- [Records to use]:

══════

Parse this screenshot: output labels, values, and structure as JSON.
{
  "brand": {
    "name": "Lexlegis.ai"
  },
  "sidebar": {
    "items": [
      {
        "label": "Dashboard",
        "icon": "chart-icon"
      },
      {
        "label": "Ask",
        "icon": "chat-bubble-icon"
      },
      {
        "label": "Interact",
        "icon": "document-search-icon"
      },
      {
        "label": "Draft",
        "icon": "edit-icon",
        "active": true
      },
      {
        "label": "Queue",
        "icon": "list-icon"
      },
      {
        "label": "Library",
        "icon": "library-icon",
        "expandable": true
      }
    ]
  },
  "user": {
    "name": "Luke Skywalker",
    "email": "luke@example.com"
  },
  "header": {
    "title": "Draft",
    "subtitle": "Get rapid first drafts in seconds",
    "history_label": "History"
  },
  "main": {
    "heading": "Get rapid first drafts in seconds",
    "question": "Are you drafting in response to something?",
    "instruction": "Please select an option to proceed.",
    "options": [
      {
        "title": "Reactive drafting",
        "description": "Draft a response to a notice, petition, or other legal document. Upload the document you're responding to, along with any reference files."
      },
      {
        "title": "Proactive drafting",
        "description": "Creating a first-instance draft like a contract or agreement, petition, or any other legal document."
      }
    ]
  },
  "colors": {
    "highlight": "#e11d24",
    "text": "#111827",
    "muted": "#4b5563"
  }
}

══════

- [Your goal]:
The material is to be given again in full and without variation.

- [Solution to the problem]:
Parse this screenshot: output labels, values, and structure as JSON.
{
  "brand": {
    "name": "Lexlegis.ai"
  },
  "sidebar": {
    "items": [
      {
        "label": "Dashboard",
        "icon": "chart-icon"
      },
      {
        "label": "Ask",
        "icon": "chat-bubble-icon"
      },
      {
        "label": "Interact",
        "icon": "document-search-icon"
      },
      {
        "label": "Draft",
        "icon": "edit-icon",
        "active": true
      },
      {
        "label": "Queue",
        "icon": "list-icon"
      },
      {
        "label": "Library",
        "icon": "library-icon",
        "expandable": true
      }
    ]
  },
  "user": {
    "name": "Luke Skywalker",
    "email": "luke@example.com"
  },
  "header": {
    "title": "Draft",
    "subtitle": "Get rapid first drafts in seconds",
    "history_label": "History"
  },
  "main": {
    "heading": "Get rapid first drafts in seconds",
    "question": "Are you drafting in response to something?",
    "instruction": "Please select an option to proceed.",
    "options": [
      {
        "title": "Reactive drafting",
        "description": "Draft a response to a notice, petition, or other legal document. Upload the document you're responding to, along with any reference files."
      },
      {
        "title": "Proactive drafting",
        "description": "Creating a first-instance draft like a contract or agreement, petition, or any other legal document."
      }
    ]
  },
  "colors": {
    "highlight": "#e11d24",
    "text": "#111827",
    "muted": "#4b5563"
  }
}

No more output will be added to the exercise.